Sunday, 6 May 2012

Clunes by the Book

One of the best things about living in Melbourne but not having grown up here, is that I have many undiscovered towns to visit outside the city in the state of Victoria.

One of these was Clunes, where I've spent the weekend. A small town of 1000 people north of Ballarat, it's famous for being a book town along the lines of Hay-on-Wye in Wales.

There are several bookshops operating here throughout the year, bolstered by the arrival of numerous additional booksellers for the annual Clunes Booktown Festival in May. At this event they're housed in all sorts of venues around the town, slipped into nooks and crannies within historic buildings and existing businesses.

As pleasant as the festival this weekend was, I particularly enjoyed spotting the historic relics of a town which housed 9000 inhabitants at its goldmining height in the 1880s. Here are a few highlights...

1. Outside the venue for the festival's opening dinner I spotted this sign attached to a shed. Jerilderie is a fair distance away across the border in New South Wales, so what was it doing here? Turns out it was a prop from the 2003 film Ned Kelly starring Heath Ledger, which had been partly filmed in Clunes:

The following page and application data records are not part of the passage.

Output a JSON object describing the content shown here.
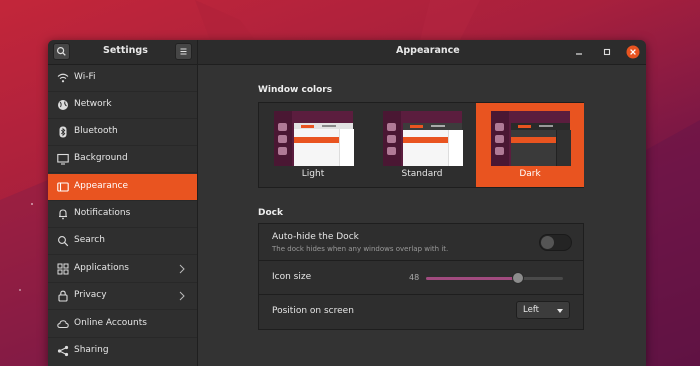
{
  "colors": {
    "accent": "#e95420",
    "window_bg": "#353535",
    "sidebar_bg": "#2f2f2f",
    "header_bg": "#2c2c2c"
  },
  "header": {
    "settings_title": "Settings",
    "page_title": "Appearance",
    "icons": [
      "search-icon",
      "hamburger-menu-icon",
      "minimize-icon",
      "maximize-icon",
      "close-icon"
    ]
  },
  "sidebar": {
    "items": [
      {
        "label": "Wi-Fi",
        "icon": "wifi-icon"
      },
      {
        "label": "Network",
        "icon": "network-icon"
      },
      {
        "label": "Bluetooth",
        "icon": "bluetooth-icon"
      },
      {
        "label": "Background",
        "icon": "background-icon"
      },
      {
        "label": "Appearance",
        "icon": "appearance-icon",
        "active": true
      },
      {
        "label": "Notifications",
        "icon": "bell-icon"
      },
      {
        "label": "Search",
        "icon": "search-icon"
      },
      {
        "label": "Applications",
        "icon": "apps-grid-icon",
        "has_submenu": true
      },
      {
        "label": "Privacy",
        "icon": "lock-icon",
        "has_submenu": true
      },
      {
        "label": "Online Accounts",
        "icon": "cloud-icon"
      },
      {
        "label": "Sharing",
        "icon": "share-icon"
      }
    ]
  },
  "window_colors": {
    "title": "Window colors",
    "options": [
      {
        "label": "Light"
      },
      {
        "label": "Standard"
      },
      {
        "label": "Dark",
        "selected": true
      }
    ]
  },
  "dock": {
    "title": "Dock",
    "autohide": {
      "label": "Auto-hide the Dock",
      "description": "The dock hides when any windows overlap with it.",
      "enabled": false
    },
    "icon_size": {
      "label": "Icon size",
      "value": "48",
      "slider_fraction": 0.67
    },
    "position": {
      "label": "Position on screen",
      "value": "Left"
    }
  }
}
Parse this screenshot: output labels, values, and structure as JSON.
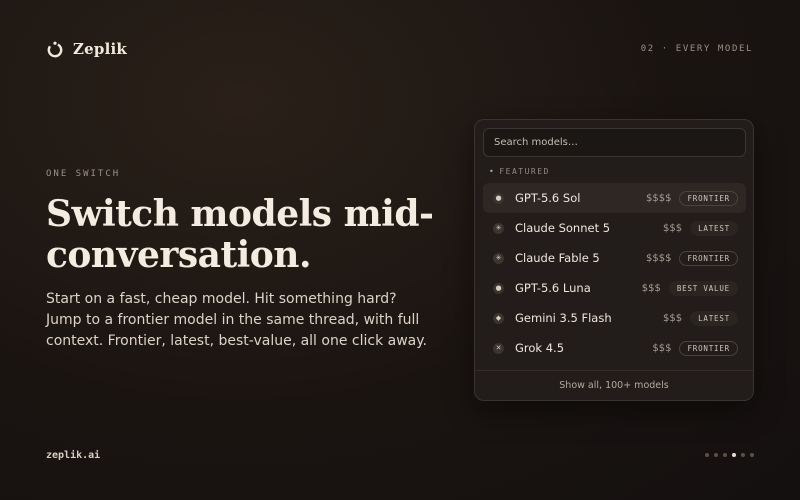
{
  "brand": {
    "name": "Zeplik",
    "logo_icon": "power-ring-icon"
  },
  "section_tag": "02 · EVERY MODEL",
  "eyebrow": "ONE SWITCH",
  "headline": "Switch models mid-conversation.",
  "body": "Start on a fast, cheap model. Hit something hard? Jump to a frontier model in the same thread, with full context. Frontier, latest, best-value, all one click away.",
  "footer_url": "zeplik.ai",
  "pager": {
    "count": 6,
    "active_index": 3
  },
  "picker": {
    "search_placeholder": "Search models…",
    "group_label": "FEATURED",
    "group_icon": "dot-icon",
    "models": [
      {
        "icon": "filled-circle-icon",
        "glyph": "●",
        "name": "GPT-5.6 Sol",
        "price": "$$$$",
        "badge": "FRONTIER",
        "badge_style": "outline",
        "selected": true
      },
      {
        "icon": "asterisk-icon",
        "glyph": "✳",
        "name": "Claude Sonnet 5",
        "price": "$$$",
        "badge": "LATEST",
        "badge_style": "plain",
        "selected": false
      },
      {
        "icon": "asterisk-icon",
        "glyph": "✳",
        "name": "Claude Fable 5",
        "price": "$$$$",
        "badge": "FRONTIER",
        "badge_style": "outline",
        "selected": false
      },
      {
        "icon": "filled-circle-icon",
        "glyph": "●",
        "name": "GPT-5.6 Luna",
        "price": "$$$",
        "badge": "BEST VALUE",
        "badge_style": "plain",
        "selected": false
      },
      {
        "icon": "diamond-icon",
        "glyph": "◆",
        "name": "Gemini 3.5 Flash",
        "price": "$$$",
        "badge": "LATEST",
        "badge_style": "plain",
        "selected": false
      },
      {
        "icon": "x-icon",
        "glyph": "✕",
        "name": "Grok 4.5",
        "price": "$$$",
        "badge": "FRONTIER",
        "badge_style": "outline",
        "selected": false
      }
    ],
    "footer_link": "Show all, 100+ models"
  }
}
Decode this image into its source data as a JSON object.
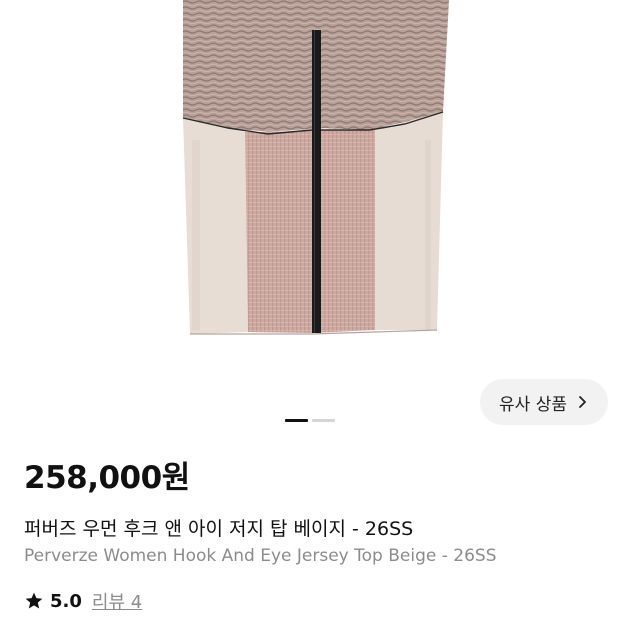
{
  "gallery": {
    "image_alt": "Perverze Women Hook And Eye Jersey Top Beige",
    "similar_button_label": "유사 상품",
    "chevron_icon": "chevron-right-icon",
    "indicator": {
      "total": 2,
      "active": 1
    }
  },
  "product": {
    "price": "258,000원",
    "title_ko": "퍼버즈 우먼 후크 앤 아이 저지 탑 베이지 - 26SS",
    "title_en": "Perverze Women Hook And Eye Jersey Top Beige - 26SS",
    "rating": "5.0",
    "reviews_label": "리뷰 4",
    "star_icon": "star-icon"
  },
  "colors": {
    "knit_top": "#b8a099",
    "knit_center": "#caa79f",
    "side_panel": "#e8ddd5",
    "hook_strip": "#1a1a1a",
    "price_text": "#111111",
    "subtitle_gray": "#8c8c8c",
    "button_bg": "#f2f2f2"
  }
}
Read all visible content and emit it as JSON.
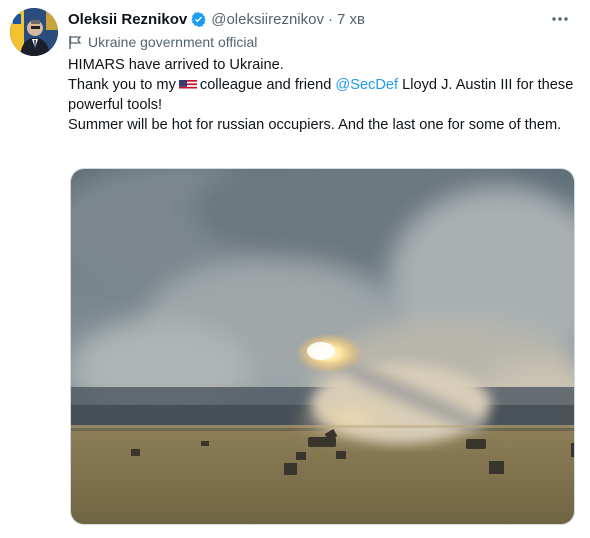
{
  "tweet": {
    "display_name": "Oleksii Reznikov",
    "handle": "@oleksiireznikov",
    "separator": "·",
    "time": "7 хв",
    "label": "Ukraine government official",
    "text": {
      "line1": "HIMARS have arrived to Ukraine.",
      "line2_before_flag": "Thank you to my",
      "line2_after_flag": "colleague and friend",
      "mention": "@SecDef",
      "line2_rest": "Lloyd J. Austin III for these powerful tools!",
      "line3": "Summer will be hot for russian occupiers. And the last one for some of them."
    }
  },
  "icons": {
    "verified": "verified-badge-icon",
    "more": "more-options-icon",
    "flag": "government-flag-icon",
    "us_flag": "us-flag-emoji"
  },
  "colors": {
    "accent": "#1d9bf0",
    "secondary_text": "#536471",
    "primary_text": "#0f1419"
  }
}
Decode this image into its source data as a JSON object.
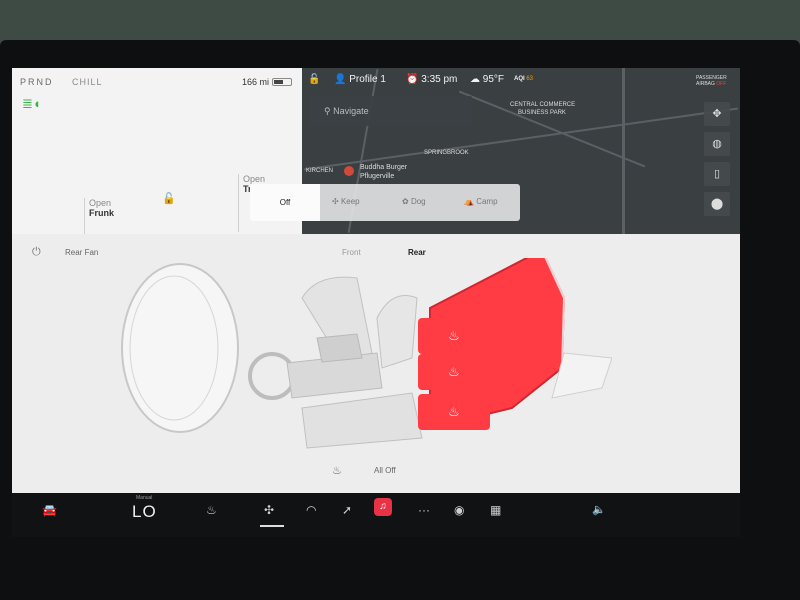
{
  "status": {
    "gear": "PRND",
    "drive_mode": "CHILL",
    "range": "166 mi",
    "battery_level": 0.55
  },
  "closures": {
    "frunk_action": "Open",
    "frunk_label": "Frunk",
    "trunk_action": "Open",
    "trunk_label": "Tr"
  },
  "topbar": {
    "profile": "Profile 1",
    "time": "3:35 pm",
    "temperature": "95°F",
    "aqi_label": "AQI",
    "aqi_value": "63",
    "airbag_line1": "PASSENGER",
    "airbag_line2": "AIRBAG",
    "airbag_status": "OFF"
  },
  "map": {
    "search_placeholder": "Navigate",
    "labels": [
      "Buddha Burger",
      "Pflugerville",
      "SPRINGBROOK",
      "KIRCHEN",
      "CENTRAL COMMERCE",
      "BUSINESS PARK"
    ]
  },
  "climate_modes": {
    "off": "Off",
    "keep": "Keep",
    "dog": "Dog",
    "camp": "Camp",
    "selected": "Off"
  },
  "climate": {
    "rear_fan_label": "Rear Fan",
    "tab_front": "Front",
    "tab_rear": "Rear",
    "active_tab": "Rear",
    "all_off_label": "All Off",
    "rear_seat_heat": [
      "heat-icon",
      "heat-icon",
      "heat-icon"
    ]
  },
  "dock": {
    "temp_caption": "Manual",
    "temp_value": "LO",
    "active_item": "fan"
  },
  "colors": {
    "heat": "#ff3c44",
    "screen_bg": "#ededee",
    "dock_bg": "#111213",
    "headlight": "#3bb54a"
  }
}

2. And when you see the main street (Fraser Street) you can understand why this was the place to set a 19th century saga:


3. This is the old post office (now a bookshop). It's implausibly grand for a town of 1000 people, but at its gold rush height Clunes demanded nothing less than two storeys:


4. Surpassing it in grandeur is the former Town Hall:


5. On the topic of old-fashioned and possibly obsolete relics, I spotted this distinctive marker at the festival, used to indicate the location of temporary bookstalls. It's made mostly of outdated encyclopedias bolted together into a column. Sacrilege or the best use for them - what do you think?


6. Here's the accommodation we stayed in first, Keebles Country Guest House, which opened in 1863 as the Telegraph Hotel. It's quite plush now, but we were told the place had been everything from a bus station to a brothel in its time:


7. And finally, we hauled up the hill west of the shopping strip to check out the Clunes Bottle Museum inside an old school. Here's the attractive historic building:


8. And here's one of the most interesting exhibits in the museum. It's an unopened 1850s bottle of root beer which we were told has largely turned to sulphur dioxide over the years, due to the presence of SO2 in the original aerated drink. Not nice to sip - but a beautifully formed piece of history:


Disclosure time... On this trip I travelled courtesy of V/Line (as passenger rail services have just returned to Clunes, hooray!) and Tourism Victoria.